Work instructions: Find "Read all visible content and emit it as JSON." in the entries below; copy that line through the last, exactly, with no pictures.

Data for processing:
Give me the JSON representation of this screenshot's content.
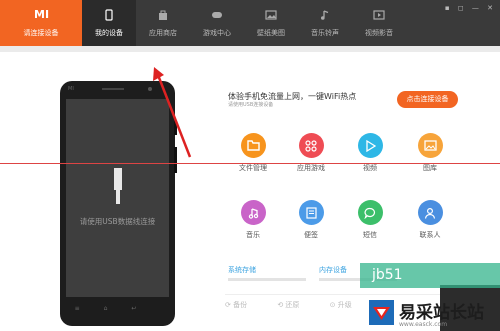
{
  "brand": {
    "logo": "MI",
    "label": "请连接设备",
    "color": "#f26522"
  },
  "tabs": [
    {
      "label": "我的设备",
      "icon": "phone-icon",
      "active": true
    },
    {
      "label": "应用商店",
      "icon": "bag-icon"
    },
    {
      "label": "游戏中心",
      "icon": "gamepad-icon"
    },
    {
      "label": "壁纸美图",
      "icon": "image-icon"
    },
    {
      "label": "音乐铃声",
      "icon": "music-icon"
    },
    {
      "label": "视频影音",
      "icon": "video-icon"
    }
  ],
  "window_controls": "▪ ◻ — ✕",
  "phone": {
    "brand": "MI",
    "hint": "请使用USB数据线连接"
  },
  "promo": {
    "title": "体验手机免流量上网，一键WiFi热点",
    "subtitle": "请使用USB连接设备",
    "button": "点击连接设备"
  },
  "apps": [
    {
      "label": "文件管理",
      "icon": "folder-icon",
      "color": "#f7941d"
    },
    {
      "label": "应用游戏",
      "icon": "grid-icon",
      "color": "#ef4c54"
    },
    {
      "label": "视频",
      "icon": "play-icon",
      "color": "#2eb7e6"
    },
    {
      "label": "图库",
      "icon": "picture-icon",
      "color": "#f7a43a"
    },
    {
      "label": "音乐",
      "icon": "music-icon",
      "color": "#c964c8"
    },
    {
      "label": "便签",
      "icon": "note-icon",
      "color": "#4c9be8"
    },
    {
      "label": "短信",
      "icon": "chat-icon",
      "color": "#3cbf6a"
    },
    {
      "label": "联系人",
      "icon": "person-icon",
      "color": "#4a8fe0"
    }
  ],
  "storage": {
    "system": "系统存储",
    "internal": "内存设备"
  },
  "bottom_actions": [
    "备份",
    "还原",
    "升级"
  ],
  "watermark": {
    "cn": "易采站长站",
    "url": "www.easck.com",
    "partial": "jb51"
  }
}
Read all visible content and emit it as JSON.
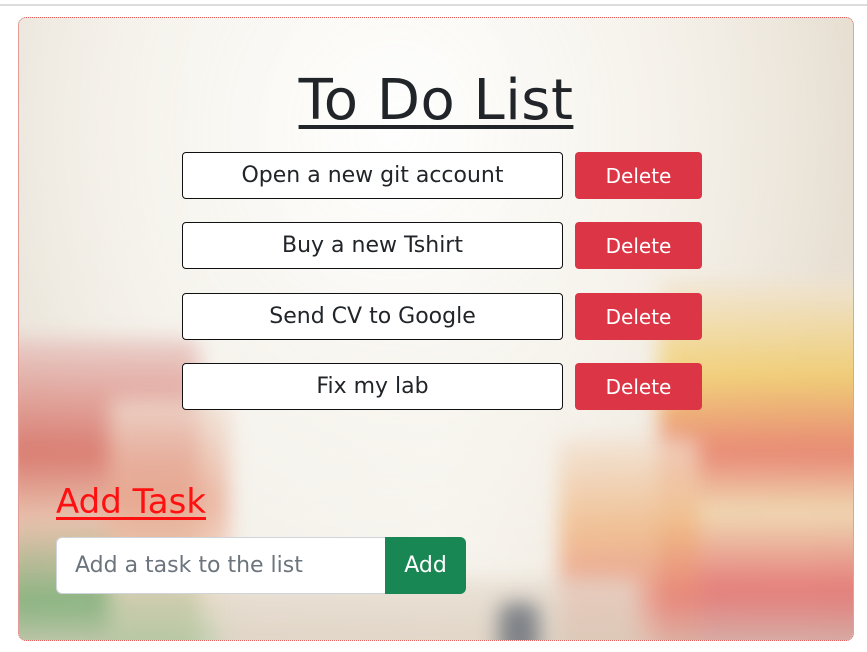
{
  "title": "To Do List",
  "tasks": [
    {
      "text": "Open a new git account",
      "delete_label": "Delete"
    },
    {
      "text": "Buy a new Tshirt",
      "delete_label": "Delete"
    },
    {
      "text": "Send CV to Google",
      "delete_label": "Delete"
    },
    {
      "text": "Fix my lab",
      "delete_label": "Delete"
    }
  ],
  "add_section": {
    "title": "Add Task",
    "input_placeholder": "Add a task to the list",
    "input_value": "",
    "button_label": "Add"
  },
  "colors": {
    "delete": "#dc3545",
    "add": "#198754",
    "add_title": "#ff1010",
    "card_border": "#e35a5a"
  }
}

Output:
Read all visible content and emit it as JSON.
{
  "title": "To Do List",
  "tasks": [
    {
      "text": "Open a new git account",
      "delete_label": "Delete"
    },
    {
      "text": "Buy a new Tshirt",
      "delete_label": "Delete"
    },
    {
      "text": "Send CV to Google",
      "delete_label": "Delete"
    },
    {
      "text": "Fix my lab",
      "delete_label": "Delete"
    }
  ],
  "add_section": {
    "title": "Add Task",
    "input_placeholder": "Add a task to the list",
    "input_value": "",
    "button_label": "Add"
  },
  "colors": {
    "delete": "#dc3545",
    "add": "#198754",
    "add_title": "#ff1010",
    "card_border": "#e35a5a"
  }
}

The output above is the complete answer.